It's still Senior Day for quarterback Aaron Murray and company, and Georgia still has significant advantages over Mark Stoops' young Wildcats in just about every category. Unless Kentucky's decent pass rush can do a strong Auburn impersonation and hurry Murray early and often, the Dawgs should rather comfortably move to 7-4.
Projected score: Georgia 52, Kentucky 24
Vanderbilt at Tennessee
If motivation matters, give the edge to Tennessee in this one. At 4-6, the Volunteers can still rally for bowl-eligibility with wins over Vanderbilt and Kentucky, long-time Vol victims who have beaten UT as many times in the last two years (record: 2-2) as in the preceding 28 (record from 1983-2010: 2-54). It's rare that a 6-6 record would be worth celebrating in Knoxville, but "rare" is a pretty common adjective for this period in Tennessee's history. Ending a two-year bowl absence -- Tennessee's first since a four-year drought from 1975-78, when there weren't as many bowls -- would be a clear sign of progress for this young team.
After a bye week, freshman quarterback Josh Dobbs gets his third attempt at Win No. 1 as a Vol. A Vanderbilt defense that is porous against the run but still stout against the pass could create a pretty run-heavy game plan for Tennessee.
Projected score: Vanderbilt 30, Tennessee 24
Mississippi State at Arkansas
With a win over Arkansas and an Egg Bowl upset of Ole Miss, Mississippi State could also salvage bowl-eligibility. However, losing out is almost as likely as winning out, and against an Arkansas team simply trying to salvage some dignity from 2013, the Bulldogs have quite a bit of work to do just to get to Win No. 5. After all, as SB Nation's For Whom the Cowbell Tolls is quick to remind us, MSU has never won at Arkansas.
MSU boasts a pretty strong defense (31st in Def. F/+), but the Bulldogs are throwing anything they can find against the wall to try to boost a mediocre offense. Run-first quarterback Dak Prescott missed last week's Alabama game, so when backup (and former starter) Tyler Russell got hurt, freshman Damian Williams subbed in and went 0-for-4 with a sack. Either Prescott or Russell will start, and whoever gets the nod will face a defense that is, to put it gently, lacking in confidence at the moment. Arkansas ranks just 94th in Def. F/+ and is allowing 41.3 points per game in SEC play.
Projected score: Mississippi State 30, Arkansas 22
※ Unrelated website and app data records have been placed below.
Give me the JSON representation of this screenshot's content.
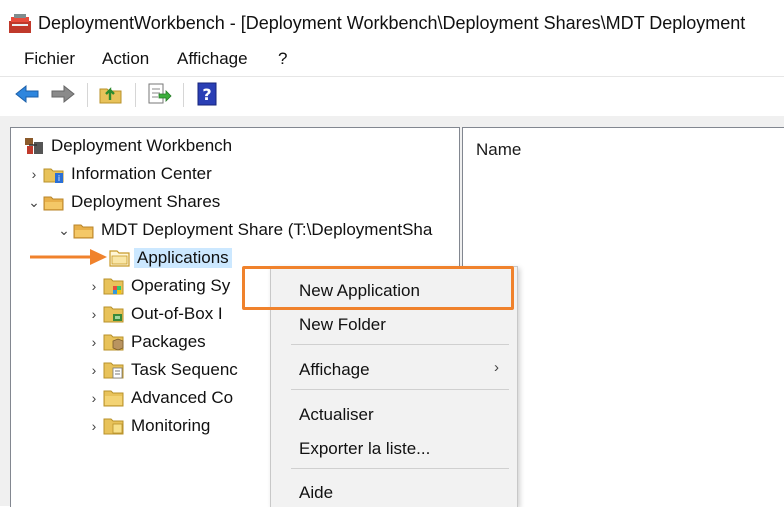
{
  "window": {
    "title": "DeploymentWorkbench - [Deployment Workbench\\Deployment Shares\\MDT Deployment"
  },
  "menubar": {
    "items": [
      "Fichier",
      "Action",
      "Affichage",
      "?"
    ]
  },
  "toolbar": {
    "buttons": [
      "back-arrow-icon",
      "forward-arrow-icon",
      "up-folder-icon",
      "export-list-icon",
      "help-icon"
    ]
  },
  "tree": {
    "root": "Deployment Workbench",
    "info_center": "Information Center",
    "deployment_shares": "Deployment Shares",
    "mdt_share": "MDT Deployment Share (T:\\DeploymentSha",
    "applications": "Applications",
    "operating_systems": "Operating Sy",
    "out_of_box": "Out-of-Box I",
    "packages": "Packages",
    "task_sequences": "Task Sequenc",
    "advanced_config": "Advanced Co",
    "monitoring": "Monitoring"
  },
  "list": {
    "column_name": "Name"
  },
  "context_menu": {
    "new_application": "New Application",
    "new_folder": "New Folder",
    "affichage": "Affichage",
    "actualiser": "Actualiser",
    "exporter": "Exporter la liste...",
    "aide": "Aide"
  },
  "colors": {
    "highlight": "#f0822c",
    "selection": "#cce8ff"
  }
}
Chattanooga, Coastal Carolina, and Georgia Southern at Alabama, South Carolina, and Florida
This is the worst six-man tag team match ever.
I'll say this much, at least: the cupcakes of choice for the 2013 SEC-SoCon Challenge could be a lot worse. Hell, one of them isn't even from the Southern Conference. Coastal Carolina (South Carolina's opponent) is currently 10-1 and 11th in the FCS polls -- for frame of reference, No. 12 Fordham beat Temple, and No. 13 Montana State nearly beat SMU, so Coastal Carolina could potentially finish in the middle of the pack in the AAC. Alabama foe Chattanooga, meanwhile, is 8-3 and 23rd. If either of these teams were facing Florida's fading Gators, the game might be interesting for at least a little while. But Florida gets a worse-than-normal Georgia Southern team instead in Gator quarterback Skyler Mornhinweg's second career start. But hey, at least you'll get to watch Southern run the triple option for a bit...
Projected score: SEC 110, Southern Conference/Big South 21